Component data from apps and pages
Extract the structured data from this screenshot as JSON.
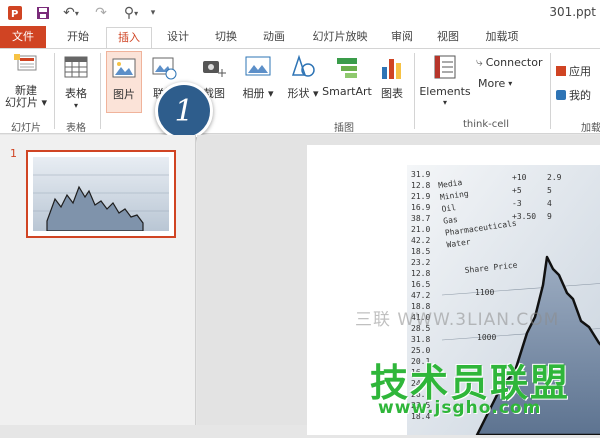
{
  "window": {
    "title": "301.ppt"
  },
  "tabs": [
    "文件",
    "开始",
    "插入",
    "设计",
    "切换",
    "动画",
    "幻灯片放映",
    "审阅",
    "视图",
    "加载项"
  ],
  "active_tab": "插入",
  "ribbon": {
    "new_slide": "新建\n幻灯片",
    "table": "表格",
    "picture": "图片",
    "online": "联机",
    "screenshot": "截图",
    "album": "相册",
    "shapes": "形状",
    "smartart": "SmartArt",
    "chart": "图表",
    "elements": "Elements",
    "connector": "Connector",
    "more": "More",
    "apps": "应用",
    "my_apps": "我的",
    "groups": {
      "slides": "幻灯片",
      "tables": "表格",
      "images": "插图",
      "thinkcell": "think-cell",
      "addins": "加载"
    }
  },
  "thumbnails": {
    "number": "1"
  },
  "callout": "1",
  "slide_image": {
    "rows": [
      "Media",
      "Mining",
      "Oil",
      "Gas",
      "Pharmaceuticals",
      "Water"
    ],
    "title": "Share Price",
    "label1100": "1100",
    "label1000": "1000",
    "col1": [
      "31.9",
      "12.8",
      "21.9",
      "16.9",
      "38.7",
      "21.0",
      "42.2",
      "18.5",
      "23.2",
      "12.8",
      "16.5",
      "47.2",
      "18.8",
      "41.0",
      "28.5",
      "31.8",
      "25.0",
      "20.1",
      "16.3",
      "24.7",
      "26.3",
      "23.5",
      "18.4"
    ]
  },
  "watermark": {
    "top": "三联 WWW.3LIAN.COM",
    "main": "技术员联盟",
    "url": "www.jsgho.com"
  }
}
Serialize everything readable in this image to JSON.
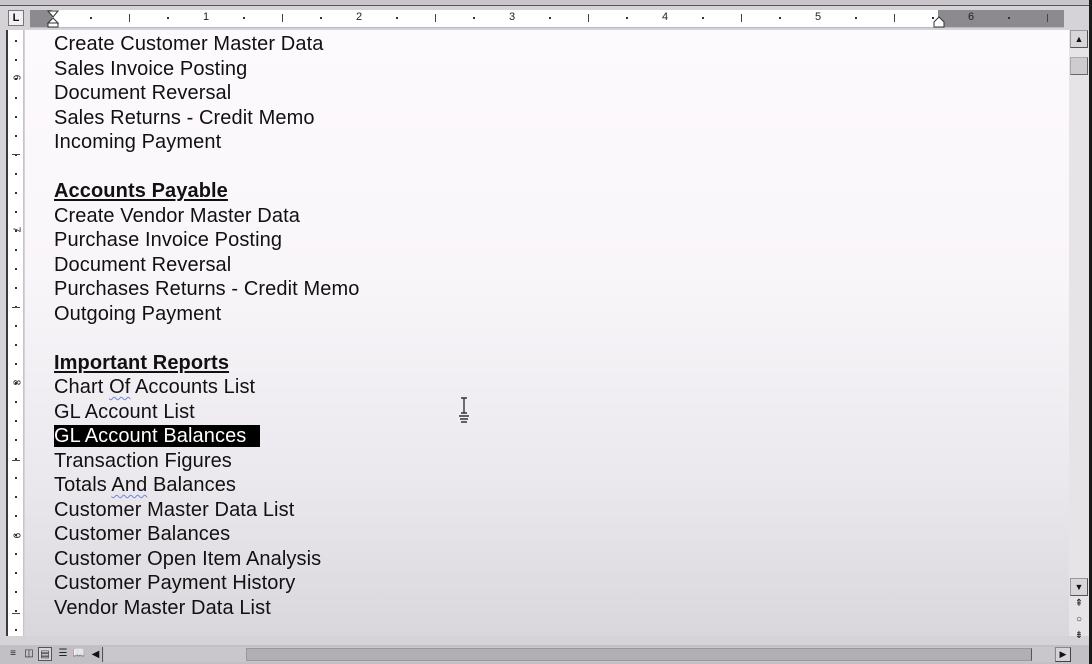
{
  "ruler": {
    "tab_stop_glyph": "L",
    "horizontal_numbers": [
      "1",
      "2",
      "3",
      "4",
      "5",
      "6"
    ],
    "vertical_numbers": [
      "6",
      "7",
      "8",
      "9"
    ]
  },
  "document": {
    "lines": [
      {
        "text": "Create Customer Master Data",
        "type": "item"
      },
      {
        "text": "Sales Invoice Posting",
        "type": "item"
      },
      {
        "text": "Document Reversal",
        "type": "item"
      },
      {
        "text": "Sales Returns - Credit Memo",
        "type": "item"
      },
      {
        "text": "Incoming Payment",
        "type": "item"
      },
      {
        "text": "",
        "type": "blank"
      },
      {
        "text": "Accounts Payable",
        "type": "heading"
      },
      {
        "text": "Create Vendor Master Data",
        "type": "item"
      },
      {
        "text": "Purchase Invoice Posting",
        "type": "item"
      },
      {
        "text": "Document Reversal",
        "type": "item"
      },
      {
        "text": "Purchases Returns - Credit Memo",
        "type": "item"
      },
      {
        "text": "Outgoing Payment",
        "type": "item"
      },
      {
        "text": "",
        "type": "blank"
      },
      {
        "text": "Important Reports",
        "type": "heading"
      },
      {
        "text": "Chart Of Accounts List",
        "type": "item",
        "squiggle": "Of"
      },
      {
        "text": "GL Account List",
        "type": "item"
      },
      {
        "text": "GL Account Balances",
        "type": "selected"
      },
      {
        "text": "Transaction Figures",
        "type": "item"
      },
      {
        "text": "Totals And Balances",
        "type": "item",
        "squiggle": "And"
      },
      {
        "text": "Customer Master Data List",
        "type": "item"
      },
      {
        "text": "Customer Balances",
        "type": "item"
      },
      {
        "text": "Customer Open Item Analysis",
        "type": "item"
      },
      {
        "text": "Customer Payment History",
        "type": "item"
      },
      {
        "text": "Vendor Master Data List",
        "type": "item"
      }
    ]
  },
  "scrollbar": {
    "up_glyph": "▲",
    "down_glyph": "▼",
    "prev_page_glyph": "⇞",
    "select_browse_glyph": "○",
    "next_page_glyph": "⇟",
    "left_glyph": "◀",
    "right_glyph": "▶"
  },
  "view_buttons": [
    {
      "name": "normal-view",
      "glyph": "≡",
      "active": false
    },
    {
      "name": "web-layout-view",
      "glyph": "◫",
      "active": false
    },
    {
      "name": "print-layout-view",
      "glyph": "▤",
      "active": true
    },
    {
      "name": "outline-view",
      "glyph": "☰",
      "active": false
    },
    {
      "name": "reading-layout-view",
      "glyph": "📖",
      "active": false
    }
  ]
}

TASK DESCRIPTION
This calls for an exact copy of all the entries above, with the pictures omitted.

ANSWER SECTION
Extract the structured data from this screenshot as JSON.
{
  "window": {
    "title": "301.ppt"
  },
  "tabs": [
    "文件",
    "开始",
    "插入",
    "设计",
    "切换",
    "动画",
    "幻灯片放映",
    "审阅",
    "视图",
    "加载项"
  ],
  "active_tab": "插入",
  "ribbon": {
    "new_slide": "新建\n幻灯片",
    "table": "表格",
    "picture": "图片",
    "online": "联机",
    "screenshot": "截图",
    "album": "相册",
    "shapes": "形状",
    "smartart": "SmartArt",
    "chart": "图表",
    "elements": "Elements",
    "connector": "Connector",
    "more": "More",
    "apps": "应用",
    "my_apps": "我的",
    "groups": {
      "slides": "幻灯片",
      "tables": "表格",
      "images": "插图",
      "thinkcell": "think-cell",
      "addins": "加载"
    }
  },
  "thumbnails": {
    "number": "1"
  },
  "callout": "1",
  "slide_image": {
    "rows": [
      "Media",
      "Mining",
      "Oil",
      "Gas",
      "Pharmaceuticals",
      "Water"
    ],
    "title": "Share Price",
    "label1100": "1100",
    "label1000": "1000",
    "col1": [
      "31.9",
      "12.8",
      "21.9",
      "16.9",
      "38.7",
      "21.0",
      "42.2",
      "18.5",
      "23.2",
      "12.8",
      "16.5",
      "47.2",
      "18.8",
      "41.0",
      "28.5",
      "31.8",
      "25.0",
      "20.1",
      "16.3",
      "24.7",
      "26.3",
      "23.5",
      "18.4"
    ]
  },
  "watermark": {
    "top": "三联 WWW.3LIAN.COM",
    "main": "技术员联盟",
    "url": "www.jsgho.com"
  }
}
Serialize everything readable in this image to JSON.
{
  "ruler": {
    "tab_stop_glyph": "L",
    "horizontal_numbers": [
      "1",
      "2",
      "3",
      "4",
      "5",
      "6"
    ],
    "vertical_numbers": [
      "6",
      "7",
      "8",
      "9"
    ]
  },
  "document": {
    "lines": [
      {
        "text": "Create Customer Master Data",
        "type": "item"
      },
      {
        "text": "Sales Invoice Posting",
        "type": "item"
      },
      {
        "text": "Document Reversal",
        "type": "item"
      },
      {
        "text": "Sales Returns - Credit Memo",
        "type": "item"
      },
      {
        "text": "Incoming Payment",
        "type": "item"
      },
      {
        "text": "",
        "type": "blank"
      },
      {
        "text": "Accounts Payable",
        "type": "heading"
      },
      {
        "text": "Create Vendor Master Data",
        "type": "item"
      },
      {
        "text": "Purchase Invoice Posting",
        "type": "item"
      },
      {
        "text": "Document Reversal",
        "type": "item"
      },
      {
        "text": "Purchases Returns - Credit Memo",
        "type": "item"
      },
      {
        "text": "Outgoing Payment",
        "type": "item"
      },
      {
        "text": "",
        "type": "blank"
      },
      {
        "text": "Important Reports",
        "type": "heading"
      },
      {
        "text": "Chart Of Accounts List",
        "type": "item",
        "squiggle": "Of"
      },
      {
        "text": "GL Account List",
        "type": "item"
      },
      {
        "text": "GL Account Balances",
        "type": "selected"
      },
      {
        "text": "Transaction Figures",
        "type": "item"
      },
      {
        "text": "Totals And Balances",
        "type": "item",
        "squiggle": "And"
      },
      {
        "text": "Customer Master Data List",
        "type": "item"
      },
      {
        "text": "Customer Balances",
        "type": "item"
      },
      {
        "text": "Customer Open Item Analysis",
        "type": "item"
      },
      {
        "text": "Customer Payment History",
        "type": "item"
      },
      {
        "text": "Vendor Master Data List",
        "type": "item"
      }
    ]
  },
  "scrollbar": {
    "up_glyph": "▲",
    "down_glyph": "▼",
    "prev_page_glyph": "⇞",
    "select_browse_glyph": "○",
    "next_page_glyph": "⇟",
    "left_glyph": "◀",
    "right_glyph": "▶"
  },
  "view_buttons": [
    {
      "name": "normal-view",
      "glyph": "≡",
      "active": false
    },
    {
      "name": "web-layout-view",
      "glyph": "◫",
      "active": false
    },
    {
      "name": "print-layout-view",
      "glyph": "▤",
      "active": true
    },
    {
      "name": "outline-view",
      "glyph": "☰",
      "active": false
    },
    {
      "name": "reading-layout-view",
      "glyph": "📖",
      "active": false
    }
  ]
}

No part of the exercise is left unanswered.